What you have to do | The exercise asks you to copy every line below in which "Export" appears.

Records to process |

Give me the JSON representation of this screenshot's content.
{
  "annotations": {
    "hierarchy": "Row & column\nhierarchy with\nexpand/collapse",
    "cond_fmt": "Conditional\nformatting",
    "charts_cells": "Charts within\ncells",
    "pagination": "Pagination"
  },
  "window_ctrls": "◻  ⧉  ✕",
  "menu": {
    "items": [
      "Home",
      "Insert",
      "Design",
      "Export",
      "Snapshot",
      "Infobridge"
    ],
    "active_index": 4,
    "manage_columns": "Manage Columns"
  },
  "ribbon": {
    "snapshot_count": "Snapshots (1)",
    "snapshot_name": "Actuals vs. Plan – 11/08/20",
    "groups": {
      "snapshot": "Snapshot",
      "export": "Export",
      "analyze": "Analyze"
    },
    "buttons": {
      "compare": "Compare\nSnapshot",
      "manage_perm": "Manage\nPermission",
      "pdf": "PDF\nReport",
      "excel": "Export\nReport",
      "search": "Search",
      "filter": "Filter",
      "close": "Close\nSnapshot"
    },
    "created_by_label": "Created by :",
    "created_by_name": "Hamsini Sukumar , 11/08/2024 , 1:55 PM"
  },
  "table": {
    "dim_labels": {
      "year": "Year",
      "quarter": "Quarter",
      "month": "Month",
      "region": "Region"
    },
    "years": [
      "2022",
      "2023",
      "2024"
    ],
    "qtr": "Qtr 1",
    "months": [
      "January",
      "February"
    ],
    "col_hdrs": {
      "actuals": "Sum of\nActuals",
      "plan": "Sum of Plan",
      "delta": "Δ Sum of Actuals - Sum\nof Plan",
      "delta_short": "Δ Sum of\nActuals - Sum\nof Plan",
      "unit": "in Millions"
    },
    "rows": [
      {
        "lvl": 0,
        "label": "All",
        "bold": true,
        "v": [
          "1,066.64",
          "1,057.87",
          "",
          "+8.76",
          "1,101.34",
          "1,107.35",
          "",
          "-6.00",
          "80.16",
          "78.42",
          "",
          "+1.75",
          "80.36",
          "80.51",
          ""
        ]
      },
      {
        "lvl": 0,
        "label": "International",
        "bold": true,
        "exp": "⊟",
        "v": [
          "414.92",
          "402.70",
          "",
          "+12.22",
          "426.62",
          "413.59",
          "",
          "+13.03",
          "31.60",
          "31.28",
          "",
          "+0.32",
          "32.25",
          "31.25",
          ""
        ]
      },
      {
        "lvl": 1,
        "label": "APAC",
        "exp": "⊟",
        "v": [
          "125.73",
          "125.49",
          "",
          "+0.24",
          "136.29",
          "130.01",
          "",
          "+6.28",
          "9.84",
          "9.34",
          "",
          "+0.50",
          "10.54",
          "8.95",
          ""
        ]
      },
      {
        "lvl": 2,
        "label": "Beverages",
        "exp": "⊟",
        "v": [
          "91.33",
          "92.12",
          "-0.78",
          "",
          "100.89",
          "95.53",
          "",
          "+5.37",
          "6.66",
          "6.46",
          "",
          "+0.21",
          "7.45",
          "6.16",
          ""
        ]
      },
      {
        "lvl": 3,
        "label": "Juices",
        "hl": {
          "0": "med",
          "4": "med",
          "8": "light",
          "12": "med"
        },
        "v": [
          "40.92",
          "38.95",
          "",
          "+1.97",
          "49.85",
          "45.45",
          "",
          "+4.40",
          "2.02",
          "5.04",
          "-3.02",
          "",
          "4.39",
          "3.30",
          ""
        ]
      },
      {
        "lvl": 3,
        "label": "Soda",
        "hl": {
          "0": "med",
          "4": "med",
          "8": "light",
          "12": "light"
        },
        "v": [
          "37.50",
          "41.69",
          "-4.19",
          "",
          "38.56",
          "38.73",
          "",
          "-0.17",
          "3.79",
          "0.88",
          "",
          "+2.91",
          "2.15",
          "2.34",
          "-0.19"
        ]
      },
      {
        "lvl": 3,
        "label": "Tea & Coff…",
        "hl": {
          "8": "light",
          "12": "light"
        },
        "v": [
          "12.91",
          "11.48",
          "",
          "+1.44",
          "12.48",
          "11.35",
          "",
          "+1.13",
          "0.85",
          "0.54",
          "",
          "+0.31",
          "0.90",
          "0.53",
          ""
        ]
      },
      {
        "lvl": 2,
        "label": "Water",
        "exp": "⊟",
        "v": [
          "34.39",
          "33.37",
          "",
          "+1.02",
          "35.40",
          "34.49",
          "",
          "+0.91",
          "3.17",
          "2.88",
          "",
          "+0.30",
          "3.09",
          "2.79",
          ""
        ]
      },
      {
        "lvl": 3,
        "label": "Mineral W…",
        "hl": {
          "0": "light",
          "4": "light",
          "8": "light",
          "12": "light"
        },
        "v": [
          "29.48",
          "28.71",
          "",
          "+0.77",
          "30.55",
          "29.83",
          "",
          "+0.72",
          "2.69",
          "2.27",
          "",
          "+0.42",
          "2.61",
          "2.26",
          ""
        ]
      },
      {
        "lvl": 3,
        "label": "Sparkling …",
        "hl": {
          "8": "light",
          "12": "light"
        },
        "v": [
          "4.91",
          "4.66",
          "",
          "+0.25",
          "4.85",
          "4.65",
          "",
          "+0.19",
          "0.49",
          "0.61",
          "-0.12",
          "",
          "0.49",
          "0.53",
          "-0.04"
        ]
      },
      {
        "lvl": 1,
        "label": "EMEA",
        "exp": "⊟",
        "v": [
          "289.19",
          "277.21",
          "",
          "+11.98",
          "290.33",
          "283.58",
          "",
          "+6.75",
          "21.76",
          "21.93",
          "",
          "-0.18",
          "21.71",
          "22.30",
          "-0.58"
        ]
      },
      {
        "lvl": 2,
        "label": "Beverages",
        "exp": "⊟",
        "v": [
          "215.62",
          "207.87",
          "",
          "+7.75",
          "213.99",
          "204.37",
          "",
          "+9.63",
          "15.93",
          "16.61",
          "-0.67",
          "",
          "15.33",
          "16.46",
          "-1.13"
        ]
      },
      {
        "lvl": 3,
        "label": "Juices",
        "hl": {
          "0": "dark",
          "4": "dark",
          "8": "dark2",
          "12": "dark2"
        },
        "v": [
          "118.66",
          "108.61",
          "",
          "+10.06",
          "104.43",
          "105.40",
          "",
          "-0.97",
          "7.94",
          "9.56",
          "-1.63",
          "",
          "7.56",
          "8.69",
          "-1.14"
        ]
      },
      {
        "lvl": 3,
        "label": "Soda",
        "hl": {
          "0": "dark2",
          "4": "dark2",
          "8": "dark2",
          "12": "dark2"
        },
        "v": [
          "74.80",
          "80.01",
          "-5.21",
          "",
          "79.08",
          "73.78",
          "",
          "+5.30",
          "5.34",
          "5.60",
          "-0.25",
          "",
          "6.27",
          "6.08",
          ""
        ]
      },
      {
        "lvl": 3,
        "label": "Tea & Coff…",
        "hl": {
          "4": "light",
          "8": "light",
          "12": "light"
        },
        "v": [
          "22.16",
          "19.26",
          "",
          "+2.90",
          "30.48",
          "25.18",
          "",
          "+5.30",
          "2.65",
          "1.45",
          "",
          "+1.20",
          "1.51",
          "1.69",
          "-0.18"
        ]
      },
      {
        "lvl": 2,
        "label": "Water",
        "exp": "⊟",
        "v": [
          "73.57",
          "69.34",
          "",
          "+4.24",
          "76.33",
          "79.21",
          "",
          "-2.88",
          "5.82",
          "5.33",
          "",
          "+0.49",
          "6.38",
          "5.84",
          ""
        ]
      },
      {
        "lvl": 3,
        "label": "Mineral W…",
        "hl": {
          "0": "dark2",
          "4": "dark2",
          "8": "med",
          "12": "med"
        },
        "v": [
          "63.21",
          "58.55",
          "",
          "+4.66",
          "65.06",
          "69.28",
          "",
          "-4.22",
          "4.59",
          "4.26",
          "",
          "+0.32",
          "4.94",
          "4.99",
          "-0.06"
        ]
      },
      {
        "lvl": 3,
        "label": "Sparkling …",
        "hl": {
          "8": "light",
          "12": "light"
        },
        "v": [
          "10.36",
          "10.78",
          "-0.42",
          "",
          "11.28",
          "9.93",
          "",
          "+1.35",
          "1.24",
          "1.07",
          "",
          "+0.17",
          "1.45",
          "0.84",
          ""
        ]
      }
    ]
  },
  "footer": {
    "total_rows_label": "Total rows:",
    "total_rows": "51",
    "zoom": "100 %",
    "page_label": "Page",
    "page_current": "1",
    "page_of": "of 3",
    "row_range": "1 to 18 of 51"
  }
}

Solution to this task |
      "Export",
      "export": "Export",
      "excel": "Export\nReport",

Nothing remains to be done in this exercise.